MTQ data on Hwy 5 impact shortcuts new provincial environmental assessment


by admin on November 17, 2010

The Editor,

It’s good to hear that the Ministry of Transport of Quebec (MTQ) has more data on the potential impact of the Hwy 5 extension on the Wakefield, Quebec spring (Low Down, Nov. 10 edition).

This study is not yet public, so we cannot comment on its thoroughness. Missing, however, was the story behind the study, which relates directly to the front-page photo taken by Franziska Heinze.

Thanks to a (now) 2800-plus signature petition, a spring survey led by Louis Molgat and letters from local citizens (including many in the Heinze photo), Transport Canada (TC) recognized that studies undertaken by the MTQ were not enough.

Contrary to the suggestion made by the MTQ, however, no one knows if the new data will satisfy the federal government or the Quebec Minister of Sustainable Development, Environment and Parks (MDDEP).

You quote an MTQ communications officer stating that the latest studies of the spring led to a “certificate of approval” from the Quebec government. However, Transport Quebec websites show that the “certificate of authorization” for the Hwy 5 expansion to Wakefield was actually given on May 27, 1987 based on a provincial environmental assessment (EA) of 1986.

The lack of a recent Quebec EA is a major issue. That is the venue where alternative designs are examined, and where a thorough public consultation takes place – neither of which occurs under the federal process.

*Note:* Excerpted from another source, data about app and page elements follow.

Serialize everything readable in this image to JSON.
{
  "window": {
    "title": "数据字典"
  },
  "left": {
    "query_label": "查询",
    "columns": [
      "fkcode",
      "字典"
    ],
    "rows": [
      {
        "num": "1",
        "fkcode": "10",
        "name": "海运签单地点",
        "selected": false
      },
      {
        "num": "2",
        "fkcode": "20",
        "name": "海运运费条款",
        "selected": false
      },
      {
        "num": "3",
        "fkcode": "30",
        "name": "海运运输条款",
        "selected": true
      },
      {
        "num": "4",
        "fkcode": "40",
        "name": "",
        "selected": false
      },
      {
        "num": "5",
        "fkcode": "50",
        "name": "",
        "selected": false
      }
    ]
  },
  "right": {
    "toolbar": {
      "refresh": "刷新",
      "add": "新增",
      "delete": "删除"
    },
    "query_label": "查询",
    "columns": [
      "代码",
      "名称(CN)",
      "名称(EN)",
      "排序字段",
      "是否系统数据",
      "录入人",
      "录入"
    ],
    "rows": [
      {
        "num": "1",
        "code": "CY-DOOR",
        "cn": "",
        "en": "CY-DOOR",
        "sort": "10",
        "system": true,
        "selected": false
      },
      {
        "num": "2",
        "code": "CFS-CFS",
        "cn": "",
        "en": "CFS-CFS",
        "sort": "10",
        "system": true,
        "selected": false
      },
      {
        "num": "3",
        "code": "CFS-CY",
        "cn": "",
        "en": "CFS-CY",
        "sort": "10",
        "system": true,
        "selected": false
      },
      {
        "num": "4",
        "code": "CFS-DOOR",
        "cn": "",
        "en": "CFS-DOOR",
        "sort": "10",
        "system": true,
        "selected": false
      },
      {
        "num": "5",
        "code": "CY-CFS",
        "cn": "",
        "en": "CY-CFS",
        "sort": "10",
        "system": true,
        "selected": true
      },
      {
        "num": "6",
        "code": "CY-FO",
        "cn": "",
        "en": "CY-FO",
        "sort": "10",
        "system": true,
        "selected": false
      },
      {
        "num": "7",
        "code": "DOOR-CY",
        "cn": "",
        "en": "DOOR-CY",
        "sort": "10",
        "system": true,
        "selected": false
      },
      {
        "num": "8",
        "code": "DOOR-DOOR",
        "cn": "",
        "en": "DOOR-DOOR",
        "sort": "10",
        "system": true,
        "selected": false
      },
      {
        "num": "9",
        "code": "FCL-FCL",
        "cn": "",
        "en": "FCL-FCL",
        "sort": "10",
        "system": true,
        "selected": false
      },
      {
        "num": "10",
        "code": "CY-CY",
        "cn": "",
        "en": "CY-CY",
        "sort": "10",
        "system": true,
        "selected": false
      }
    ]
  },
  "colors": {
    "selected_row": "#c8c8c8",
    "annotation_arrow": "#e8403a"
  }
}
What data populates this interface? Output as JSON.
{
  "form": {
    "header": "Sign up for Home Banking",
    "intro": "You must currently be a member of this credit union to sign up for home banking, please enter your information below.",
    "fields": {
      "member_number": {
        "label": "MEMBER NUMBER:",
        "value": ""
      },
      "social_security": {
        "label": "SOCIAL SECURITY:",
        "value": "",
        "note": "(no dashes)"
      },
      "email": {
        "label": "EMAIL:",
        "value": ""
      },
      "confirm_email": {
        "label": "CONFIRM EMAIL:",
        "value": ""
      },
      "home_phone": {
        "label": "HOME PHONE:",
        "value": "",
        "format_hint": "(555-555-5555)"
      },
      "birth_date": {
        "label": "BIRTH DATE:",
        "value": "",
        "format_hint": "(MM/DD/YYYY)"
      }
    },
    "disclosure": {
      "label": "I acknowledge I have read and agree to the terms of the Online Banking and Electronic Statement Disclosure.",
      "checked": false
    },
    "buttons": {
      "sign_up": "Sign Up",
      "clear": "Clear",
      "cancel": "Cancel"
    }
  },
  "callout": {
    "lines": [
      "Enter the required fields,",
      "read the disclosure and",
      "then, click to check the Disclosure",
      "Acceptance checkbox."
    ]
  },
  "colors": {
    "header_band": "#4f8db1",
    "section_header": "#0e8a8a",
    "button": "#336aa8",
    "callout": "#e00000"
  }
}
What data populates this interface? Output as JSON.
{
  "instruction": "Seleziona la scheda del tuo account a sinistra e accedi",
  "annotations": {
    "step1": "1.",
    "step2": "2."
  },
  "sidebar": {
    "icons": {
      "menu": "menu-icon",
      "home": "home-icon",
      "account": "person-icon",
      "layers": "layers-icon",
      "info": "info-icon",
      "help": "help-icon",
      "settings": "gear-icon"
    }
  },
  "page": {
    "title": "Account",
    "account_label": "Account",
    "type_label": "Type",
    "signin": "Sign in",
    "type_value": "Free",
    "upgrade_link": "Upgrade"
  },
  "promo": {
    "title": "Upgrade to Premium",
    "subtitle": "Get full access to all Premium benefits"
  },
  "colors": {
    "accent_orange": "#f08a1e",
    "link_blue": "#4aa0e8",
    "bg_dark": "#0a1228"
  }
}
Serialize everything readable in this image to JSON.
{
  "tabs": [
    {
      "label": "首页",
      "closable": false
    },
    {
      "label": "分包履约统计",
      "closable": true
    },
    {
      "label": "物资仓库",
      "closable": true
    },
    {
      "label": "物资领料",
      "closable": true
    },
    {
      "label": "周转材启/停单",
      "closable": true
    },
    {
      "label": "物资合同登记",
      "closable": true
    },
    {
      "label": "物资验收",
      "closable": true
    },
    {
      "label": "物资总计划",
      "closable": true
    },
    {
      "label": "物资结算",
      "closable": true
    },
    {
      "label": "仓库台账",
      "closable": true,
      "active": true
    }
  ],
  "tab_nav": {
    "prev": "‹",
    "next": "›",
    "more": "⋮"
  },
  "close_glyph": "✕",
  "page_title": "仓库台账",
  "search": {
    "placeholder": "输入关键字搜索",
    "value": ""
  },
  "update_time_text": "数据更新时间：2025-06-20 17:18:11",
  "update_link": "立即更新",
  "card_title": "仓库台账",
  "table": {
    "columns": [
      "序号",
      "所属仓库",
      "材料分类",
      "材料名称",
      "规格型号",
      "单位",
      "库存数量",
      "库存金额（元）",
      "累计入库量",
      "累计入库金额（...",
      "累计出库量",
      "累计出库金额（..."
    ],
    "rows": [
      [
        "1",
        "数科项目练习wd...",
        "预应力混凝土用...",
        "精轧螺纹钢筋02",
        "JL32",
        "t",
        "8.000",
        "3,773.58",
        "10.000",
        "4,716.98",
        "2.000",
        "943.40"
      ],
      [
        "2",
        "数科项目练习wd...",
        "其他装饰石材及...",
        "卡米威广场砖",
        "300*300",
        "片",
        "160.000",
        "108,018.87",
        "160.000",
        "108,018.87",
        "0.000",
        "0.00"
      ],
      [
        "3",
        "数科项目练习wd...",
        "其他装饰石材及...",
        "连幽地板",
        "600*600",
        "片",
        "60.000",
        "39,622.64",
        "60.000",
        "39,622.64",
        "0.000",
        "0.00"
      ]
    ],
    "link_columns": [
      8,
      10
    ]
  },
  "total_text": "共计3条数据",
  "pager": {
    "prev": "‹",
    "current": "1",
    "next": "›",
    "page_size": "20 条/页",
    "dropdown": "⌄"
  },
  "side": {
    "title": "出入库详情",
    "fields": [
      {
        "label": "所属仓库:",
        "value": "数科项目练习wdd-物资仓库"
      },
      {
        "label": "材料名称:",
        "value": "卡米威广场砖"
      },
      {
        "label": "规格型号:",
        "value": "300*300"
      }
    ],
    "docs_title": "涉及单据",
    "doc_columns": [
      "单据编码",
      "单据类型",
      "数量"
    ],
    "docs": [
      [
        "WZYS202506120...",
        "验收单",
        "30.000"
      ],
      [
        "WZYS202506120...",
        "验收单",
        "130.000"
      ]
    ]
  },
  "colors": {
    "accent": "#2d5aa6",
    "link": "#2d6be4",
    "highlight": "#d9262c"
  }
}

A provincial EA is also the way to assess whether proposed developments are in line with new Quebec laws on groundwater protection (2009) and sustainable development (2006).

Issues like potential impacts on the spring, ongoing access to the Gatineau Park via Brown Lake Road, impacts on endangered species, and plans for an overbuilt entrance to Wakefield all suggest the need for careful examination to ensure Hwy 5 meets the needs of today, rather than those of 1986.

Finally, your article mentions that the highway was expected to contaminate surface water, but that the MTQ says “further investigations have proved otherwise.” I would caution against relying on the highway proponent (the MTQ) for this conclusion, which also appears to confuse issues of ground and surface water.

The federal EA identified the surface-water issue. It also stated that this contamination could affect the ground water of the Valle Verde aquifer because that aquifer is not capped in clay.

It should be up to the federal authorities, independent experts and the MDDEP to draw conclusions on the recent studies undertaken by the MTQ on both surface and ground water, not the MTQ itself.

Dr. Peter Andrée

Chair, Save Our Spring

Wakefield, Quebec